US airlines have just gotten $50 billion in government aid, and now they’re already looking for ways to skirt the terms that they agreed to…
“Ladies and gentlemen, welcome aboard this American Airlines flight, operated in conjunction with our codeshare partners, Delta Air Lines, Southwest Airlines, and United Airlines.”
Could that soon be a reality?
The CARES ACT made sense
Late last week we saw the passing of the $2 trillion CARES Act, which was an overwhelmingly bipartisan effort to inject some money into the economy.
It’s far from perfect on many levels, but that’s to be expected:
- Nobody knows how long this situation will last, or how bad the economy will get, so it’s tough to know the appropriate measures to take when you have no sense of how bad the situation will get
- Overall the CARES Act is well intentioned, though you can always point out specific situations that are questionable (obviously these are extremes) — so there’s no aid directly for restaurant workers, while the government is essentially directly taking over payroll for airlines, paying the ~$300K salaries that senior captains at major US airlines make?

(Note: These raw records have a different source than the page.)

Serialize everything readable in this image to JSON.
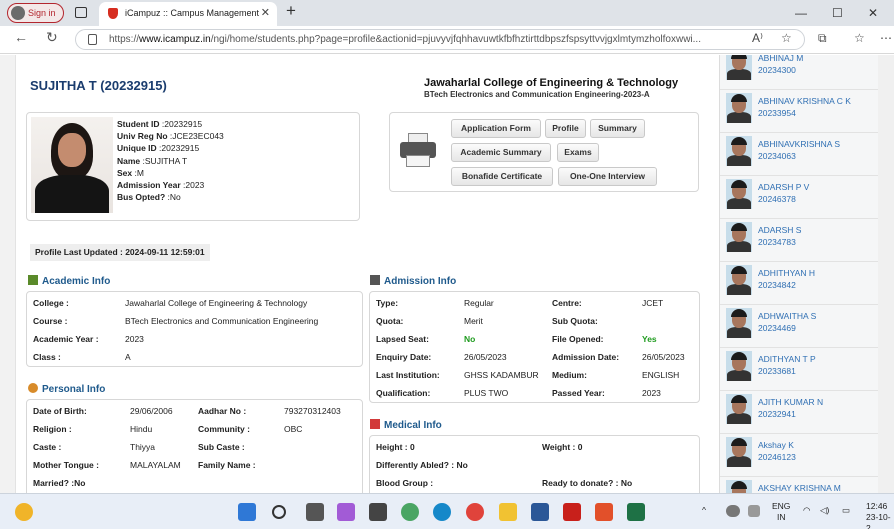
{
  "browser": {
    "signin": "Sign in",
    "tab_title": "iCampuz :: Campus Management",
    "url_prefix": "https://",
    "url_host": "www.icampuz.in",
    "url_path": "/ngi/home/students.php?page=profile&actionid=pjuvyvjfqhhavuwtkfbfhztirttdbpszfspsyttvvjgxlmtymzholfoxwwi..."
  },
  "header": {
    "student_name": "SUJITHA T (20232915)",
    "college_name": "Jawaharlal College of Engineering & Technology",
    "department": "BTech Electronics and Communication Engineering-2023-A"
  },
  "profile": {
    "lines": [
      {
        "k": "Student ID",
        "v": ":20232915"
      },
      {
        "k": "Univ Reg No",
        "v": ":JCE23EC043"
      },
      {
        "k": "Unique ID",
        "v": ":20232915"
      },
      {
        "k": "Name",
        "v": ":SUJITHA T"
      },
      {
        "k": "Sex",
        "v": ":M"
      },
      {
        "k": "Admission Year",
        "v": ":2023"
      },
      {
        "k": "Bus Opted?",
        "v": ":No"
      }
    ],
    "last_updated": "Profile Last Updated : 2024-09-11 12:59:01"
  },
  "actions": {
    "application_form": "Application Form",
    "profile": "Profile",
    "summary": "Summary",
    "academic_summary": "Academic Summary",
    "exams": "Exams",
    "bonafide": "Bonafide Certificate",
    "interview": "One-One Interview"
  },
  "academic": {
    "title": "Academic Info",
    "college_k": "College :",
    "college_v": "Jawaharlal College of Engineering & Technology",
    "course_k": "Course :",
    "course_v": "BTech Electronics and Communication Engineering",
    "year_k": "Academic Year :",
    "year_v": "2023",
    "class_k": "Class :",
    "class_v": "A"
  },
  "admission": {
    "title": "Admission Info",
    "type_k": "Type:",
    "type_v": "Regular",
    "centre_k": "Centre:",
    "centre_v": "JCET",
    "quota_k": "Quota:",
    "quota_v": "Merit",
    "subquota_k": "Sub Quota:",
    "lapsed_k": "Lapsed Seat:",
    "lapsed_v": "No",
    "fileopened_k": "File Opened:",
    "fileopened_v": "Yes",
    "enquiry_k": "Enquiry Date:",
    "enquiry_v": "26/05/2023",
    "admdate_k": "Admission Date:",
    "admdate_v": "26/05/2023",
    "lastinst_k": "Last Institution:",
    "lastinst_v": "GHSS KADAMBUR",
    "medium_k": "Medium:",
    "medium_v": "ENGLISH",
    "qual_k": "Qualification:",
    "qual_v": "PLUS TWO",
    "passed_k": "Passed Year:",
    "passed_v": "2023"
  },
  "personal": {
    "title": "Personal Info",
    "dob_k": "Date of Birth:",
    "dob_v": "29/06/2006",
    "aadhar_k": "Aadhar No :",
    "aadhar_v": "793270312403",
    "religion_k": "Religion :",
    "religion_v": "Hindu",
    "community_k": "Community :",
    "community_v": "OBC",
    "caste_k": "Caste :",
    "caste_v": "Thiyya",
    "subcaste_k": "Sub Caste :",
    "tongue_k": "Mother Tongue :",
    "tongue_v": "MALAYALAM",
    "family_k": "Family Name :",
    "married": "Married? :No"
  },
  "medical": {
    "title": "Medical Info",
    "height": "Height : 0",
    "weight": "Weight : 0",
    "abled": "Differently Abled? : No",
    "blood": "Blood Group :",
    "donate": "Ready to donate? : No"
  },
  "sidebar": {
    "students": [
      {
        "name": "ABHINAJ M",
        "id": "20234300"
      },
      {
        "name": "ABHINAV KRISHNA C K",
        "id": "20233954"
      },
      {
        "name": "ABHINAVKRISHNA S",
        "id": "20234063"
      },
      {
        "name": "ADARSH P V",
        "id": "20246378"
      },
      {
        "name": "ADARSH S",
        "id": "20234783"
      },
      {
        "name": "ADHITHYAN H",
        "id": "20234842"
      },
      {
        "name": "ADHWAITHA S",
        "id": "20234469"
      },
      {
        "name": "ADITHYAN T P",
        "id": "20233681"
      },
      {
        "name": "AJITH KUMAR N",
        "id": "20232941"
      },
      {
        "name": "Akshay K",
        "id": "20246123"
      },
      {
        "name": "AKSHAY KRISHNA M",
        "id": ""
      }
    ]
  },
  "taskbar": {
    "lang_1": "ENG",
    "lang_2": "IN",
    "time": "12:46",
    "date": "23-10-2"
  }
}
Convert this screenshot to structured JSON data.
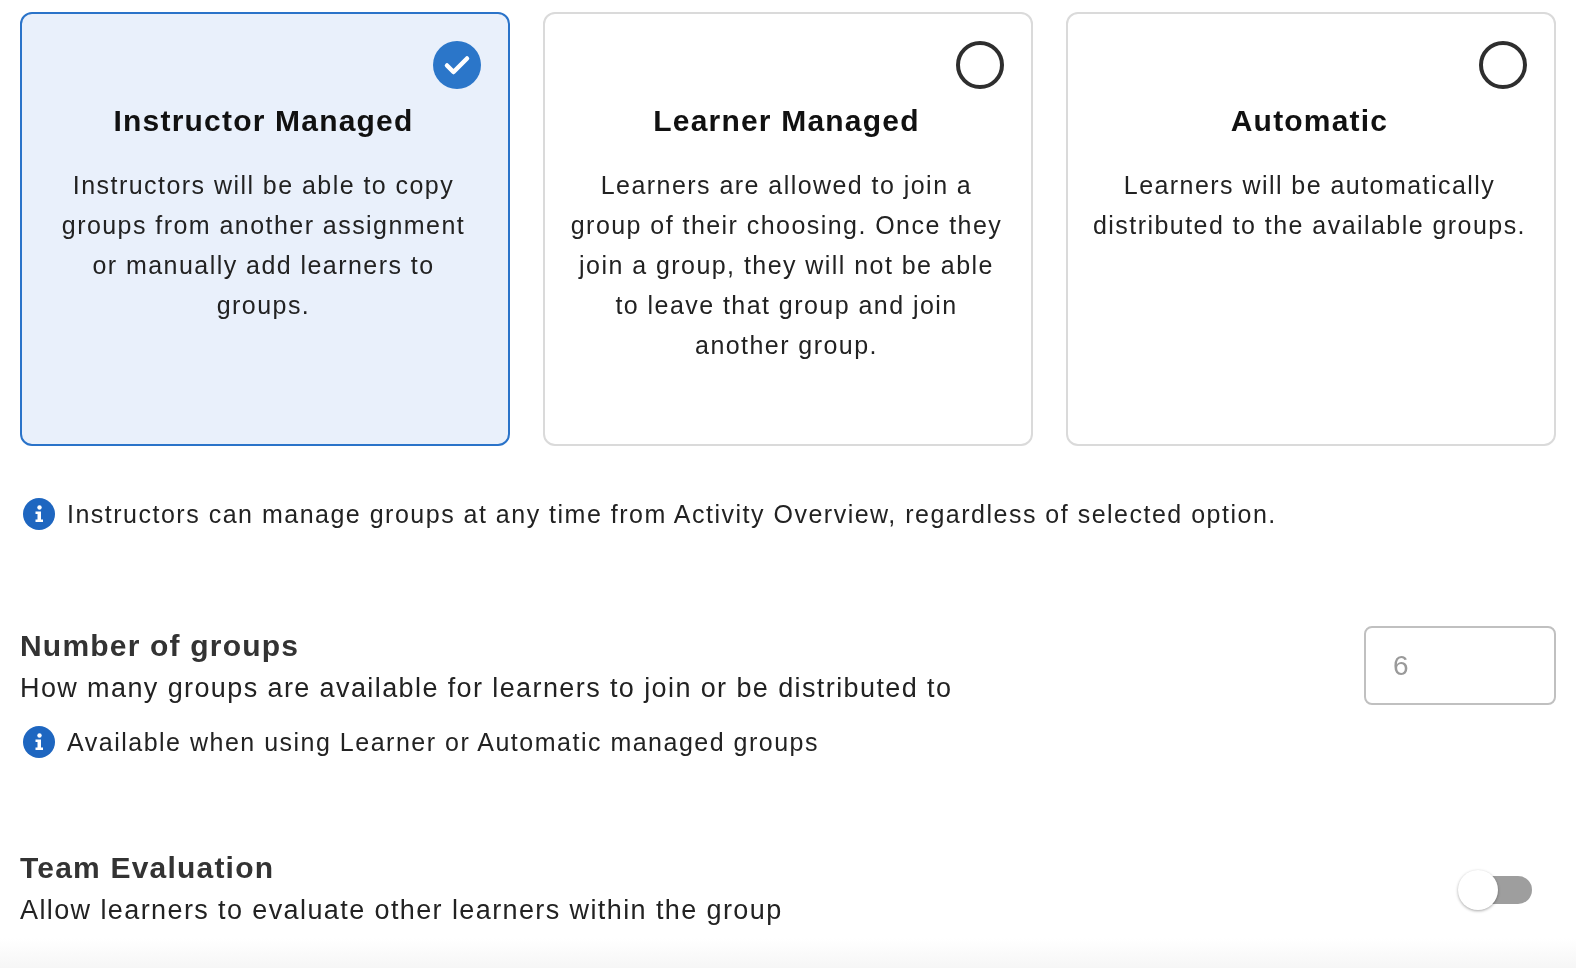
{
  "options": [
    {
      "title": "Instructor Managed",
      "description": "Instructors will be able to copy groups from another assignment or manually add learners to groups.",
      "selected": true
    },
    {
      "title": "Learner Managed",
      "description": "Learners are allowed to join a group of their choosing. Once they join a group, they will not be able to leave that group and join another group.",
      "selected": false
    },
    {
      "title": "Automatic",
      "description": "Learners will be automatically distributed to the available groups.",
      "selected": false
    }
  ],
  "notice": {
    "text": "Instructors can manage groups at any time from Activity Overview, regardless of selected option."
  },
  "settings": [
    {
      "kind": "number",
      "title": "Number of groups",
      "description": "How many groups are available for learners to join or be distributed to",
      "value": "6",
      "disabled": true,
      "note": "Available when using Learner or Automatic managed groups"
    },
    {
      "kind": "toggle",
      "title": "Team Evaluation",
      "description": "Allow learners to evaluate other learners within the group",
      "on": false
    }
  ]
}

The truth is that no matter what kind of stimulus the government comes up with, there will always be examples where you say “that doesn’t seem especially fair.”
Government aid for airlines comes with some conditions
The airline conditions were well intentioned, but…
In exchange for giving airlines this relief, the government has requested US airlines do two things through September 30, 2020:
- Not lay off/involuntarily furlough any employees
- Not eliminate service to any cities that currently have service
The idea behind both of those makes perfect sense. The government:
- Recognizes the importance of the airline industry, and the ability for the industry to rebound once demand does; if you lay off pilots now and demand recovers, the process of retraining pilots will be time consuming and costly
- Wants service to continue to smaller markets that might otherwise be cut off from the outside world, since there’s still some essential travel that needs to take place
While the idea behind both of these makes sense, the practical implications are a different story:
- United Airlines’ CEO has already made it clear to expect lay offs as of October 1, 2020, when the government aid stops, since they expect the decrease in demand to last a long time
- While I can appreciate the desire to have some service to all markets, does it really make sense for every single airline to operate flights to smaller markets, given that most planes are empty?
What happens come October 1?
US airlines want to be able to consolidate service
CNBC reports that US airline executives will be meeting with the Department of Transportation this week, and one of the topics of discussion will be service consolidation.
As one airline executive commented on background:
“Does it make sense for more than one of us to be flying to a city when there are only a few seats filled on each plane? It may make more sense to maintain service to that city, but put all passengers on one plane.”
It’s a totally valid point. For smaller markets that are served by many airlines, it seems counterproductive to operate many flights per day, when each flight is almost empty.
The issue is the logistics of seeing airlines consolidate service:
- How will pricing be set to ensure that it’s still competitive? If only a single airline operates a route, will we still see $16 fares? 😉
- The process of negotiating revenue sharing and coming up with terms seems rather complicated in this situation
Could we soon see major US airlines working together?
US airlines apparently plan to present the DOT with the concept of working together to serve smaller markets. In many ways that’s logical, in terms of conserving cash, not flying empty planes unnecessarily, etc.
However, I suspect the logistics will be too much of a roadblock, and will ultimately lead to this not happening.
But my gosh, if you told me a few months ago that in 2020 US airlines would be trying to work together as one to operate some domestic flights, I would’ve told you to get outta here…
What do you make of this concept from airlines?